The school nurse will develop education programs regarding the diagnosis, treatment and prevention of head lice for staff, students, parents and the community. St. Joseph school district head lice procedures official documentation can be found here: www.sjsd.k12.mo.us
Lee’s Summit Schools Lice Policy
If the school nurse or designee should identify a student with an active case of head lice (which is defined as live lice or nits within a quarter inch of the scalp). The parent/guardian will be notified that student needs to be removed from school. The policy continues: “All siblings of the affected student will also be screened, including siblings at other buildings within the district. The school nurse or designee will discuss the need for notification of parents/guardians of other close contacts to be made by the affected student’s parent/guardian…To be readmitted to school, students in grades preK-6th must be accompanied to school by a parent/guardian or relative and must be examined by the school nurse or designee. It is permissible for secondary students to check in with the health room for readmission on their own, prior to attending class. The student will be readmitted if there are no live lice, no nits within ¼ inch of the scalp and there is visible progress that treatment has been initiated. Within 6-10 days after being readmitted to school, the student will be screened again by the school nurse or designee. If live lice or viable nits are found within a quarter inch of the scalp at that time, the parent/guardian will be notified and student will be removed from the school nurse or designee will maintain accurate records of student’s identified with headlice/nits for communicable disease reporting and monitoring effectiveness of treatment. Classroom screening will not be done when a case of head lice is identified. The decision to send home communication to parents/guardians regarding head lice in a specific classroom, grade level, or school, will be at the discretion of the building nurse in collaboration with the health services coordinator. If it appears the parent/guardian of an infested student is failing to secure timely treatment for the infestation after having been given notice of the existence of head lice or nits in accordance with these procedures, the nurse will notify the school principal, who may report the matter to the Children's Division (CD) of the Department of Social Services.” According to Amy Wald, Health Services Coordinator for the district, the policy is far more lenient that it was 2 years ago when a change was made away from the former “no nit” policy. Too many children were missing too much school. Now that the district allows students with some nits to remain in school, there has not been an increase in the incidence of head lice according to Ms. Wald. Lee’s Summit schools revised head lice policy can be viewed at www.leesummit.k12.mo.us Not all schools in the Kansas City area follow the state’s recommendations! See below:
Blue Springs School District

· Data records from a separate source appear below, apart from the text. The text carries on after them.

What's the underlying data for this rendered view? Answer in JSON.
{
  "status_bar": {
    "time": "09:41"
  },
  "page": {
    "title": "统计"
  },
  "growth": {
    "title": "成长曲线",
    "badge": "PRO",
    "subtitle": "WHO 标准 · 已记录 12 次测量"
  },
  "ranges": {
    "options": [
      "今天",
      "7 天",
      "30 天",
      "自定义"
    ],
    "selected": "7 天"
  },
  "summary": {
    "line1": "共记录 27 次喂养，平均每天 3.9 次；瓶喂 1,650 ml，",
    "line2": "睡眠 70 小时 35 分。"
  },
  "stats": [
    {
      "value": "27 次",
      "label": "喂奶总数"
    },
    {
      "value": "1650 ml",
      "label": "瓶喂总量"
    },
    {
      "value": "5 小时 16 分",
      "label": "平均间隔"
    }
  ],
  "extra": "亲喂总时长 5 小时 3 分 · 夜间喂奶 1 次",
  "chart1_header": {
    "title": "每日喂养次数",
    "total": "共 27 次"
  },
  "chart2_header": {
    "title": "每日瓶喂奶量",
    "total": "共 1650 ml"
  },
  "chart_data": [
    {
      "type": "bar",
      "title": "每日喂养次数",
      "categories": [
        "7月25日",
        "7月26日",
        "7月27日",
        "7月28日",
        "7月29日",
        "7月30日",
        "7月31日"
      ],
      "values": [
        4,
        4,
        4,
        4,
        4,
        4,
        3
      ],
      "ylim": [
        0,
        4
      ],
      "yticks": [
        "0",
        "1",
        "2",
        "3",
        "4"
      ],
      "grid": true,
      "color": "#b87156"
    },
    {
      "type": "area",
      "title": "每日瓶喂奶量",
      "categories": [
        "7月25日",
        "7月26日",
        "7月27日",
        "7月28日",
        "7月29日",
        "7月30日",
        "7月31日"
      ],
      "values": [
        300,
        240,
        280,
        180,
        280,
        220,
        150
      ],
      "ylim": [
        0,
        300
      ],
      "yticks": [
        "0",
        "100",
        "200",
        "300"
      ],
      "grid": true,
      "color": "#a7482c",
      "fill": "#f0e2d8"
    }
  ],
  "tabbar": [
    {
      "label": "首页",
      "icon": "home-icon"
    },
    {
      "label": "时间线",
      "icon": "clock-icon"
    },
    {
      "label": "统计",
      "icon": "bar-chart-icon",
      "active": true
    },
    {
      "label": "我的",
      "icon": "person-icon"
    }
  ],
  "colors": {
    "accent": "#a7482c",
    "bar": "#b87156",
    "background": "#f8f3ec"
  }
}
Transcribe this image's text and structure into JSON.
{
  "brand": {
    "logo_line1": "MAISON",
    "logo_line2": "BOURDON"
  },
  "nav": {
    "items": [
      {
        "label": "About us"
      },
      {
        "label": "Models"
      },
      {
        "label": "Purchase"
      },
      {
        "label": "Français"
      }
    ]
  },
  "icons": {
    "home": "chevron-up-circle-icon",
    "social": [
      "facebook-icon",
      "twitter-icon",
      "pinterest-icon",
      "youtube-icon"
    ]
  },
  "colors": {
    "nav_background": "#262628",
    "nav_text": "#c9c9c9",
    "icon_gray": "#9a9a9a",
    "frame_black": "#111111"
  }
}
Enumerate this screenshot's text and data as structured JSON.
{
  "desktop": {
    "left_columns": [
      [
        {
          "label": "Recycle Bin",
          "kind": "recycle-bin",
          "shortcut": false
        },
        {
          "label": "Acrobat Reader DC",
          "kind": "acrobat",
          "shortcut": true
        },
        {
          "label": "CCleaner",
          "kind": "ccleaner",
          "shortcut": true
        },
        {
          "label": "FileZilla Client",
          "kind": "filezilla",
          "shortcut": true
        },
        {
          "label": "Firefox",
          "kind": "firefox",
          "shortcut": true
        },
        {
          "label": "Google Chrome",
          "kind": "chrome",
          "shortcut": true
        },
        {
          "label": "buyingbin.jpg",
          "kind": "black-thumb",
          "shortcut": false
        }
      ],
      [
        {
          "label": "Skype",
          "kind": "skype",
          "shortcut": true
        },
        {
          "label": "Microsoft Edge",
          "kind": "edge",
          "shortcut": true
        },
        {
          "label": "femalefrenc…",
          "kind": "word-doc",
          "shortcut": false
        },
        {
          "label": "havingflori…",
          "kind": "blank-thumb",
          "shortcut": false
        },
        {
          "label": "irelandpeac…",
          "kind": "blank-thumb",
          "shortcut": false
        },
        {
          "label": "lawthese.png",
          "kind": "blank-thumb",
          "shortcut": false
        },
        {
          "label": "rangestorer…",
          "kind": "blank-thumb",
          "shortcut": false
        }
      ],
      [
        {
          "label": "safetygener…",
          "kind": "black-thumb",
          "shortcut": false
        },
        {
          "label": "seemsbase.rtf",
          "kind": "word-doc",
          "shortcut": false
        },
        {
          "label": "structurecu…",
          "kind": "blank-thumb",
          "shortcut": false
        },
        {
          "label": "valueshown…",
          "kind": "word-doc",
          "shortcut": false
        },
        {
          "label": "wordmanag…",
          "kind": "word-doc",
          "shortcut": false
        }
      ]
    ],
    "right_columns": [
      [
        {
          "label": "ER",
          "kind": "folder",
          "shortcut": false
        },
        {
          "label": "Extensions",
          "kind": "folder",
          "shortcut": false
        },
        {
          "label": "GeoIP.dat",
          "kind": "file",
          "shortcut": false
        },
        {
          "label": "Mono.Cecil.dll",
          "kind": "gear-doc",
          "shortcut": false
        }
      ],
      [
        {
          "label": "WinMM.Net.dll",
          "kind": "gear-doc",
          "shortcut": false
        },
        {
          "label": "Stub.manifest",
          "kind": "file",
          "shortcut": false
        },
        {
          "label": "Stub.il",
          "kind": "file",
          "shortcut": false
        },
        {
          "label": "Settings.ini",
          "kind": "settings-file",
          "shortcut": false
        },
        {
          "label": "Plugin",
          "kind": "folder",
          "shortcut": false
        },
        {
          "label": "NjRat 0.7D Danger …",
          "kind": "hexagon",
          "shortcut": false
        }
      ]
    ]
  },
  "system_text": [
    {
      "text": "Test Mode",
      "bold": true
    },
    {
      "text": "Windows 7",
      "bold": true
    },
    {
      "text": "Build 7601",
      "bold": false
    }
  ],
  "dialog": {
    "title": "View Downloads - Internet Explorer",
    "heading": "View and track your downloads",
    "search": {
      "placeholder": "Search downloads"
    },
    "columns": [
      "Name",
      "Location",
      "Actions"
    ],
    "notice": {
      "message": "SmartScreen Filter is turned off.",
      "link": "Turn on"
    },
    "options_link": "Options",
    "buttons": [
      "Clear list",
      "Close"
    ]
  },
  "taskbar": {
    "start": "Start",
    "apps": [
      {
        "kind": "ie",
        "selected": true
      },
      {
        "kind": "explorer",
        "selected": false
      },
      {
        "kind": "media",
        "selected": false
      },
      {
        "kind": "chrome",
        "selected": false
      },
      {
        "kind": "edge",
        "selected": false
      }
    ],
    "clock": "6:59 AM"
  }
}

Blue Springs schools retain a “no nit” policy. According to the district web site, “Students who have an active head lice infestation will be excluded from school. Parents will be notified immediately when an infestation is confirmed and treatment options will be discussed at that time. Students may be allowed to return to school after it has been determined by school health personnel that proper treatment has been completed and no further evidence of active lice infestation exists.” While there is a variation in policies in the Kansas City area, school districts tend to be revising policies toward the more lenient bias that is stated on the Missouri state government web site. It is important for you to check your school district’s policy to be sure you are familiar with the criteria.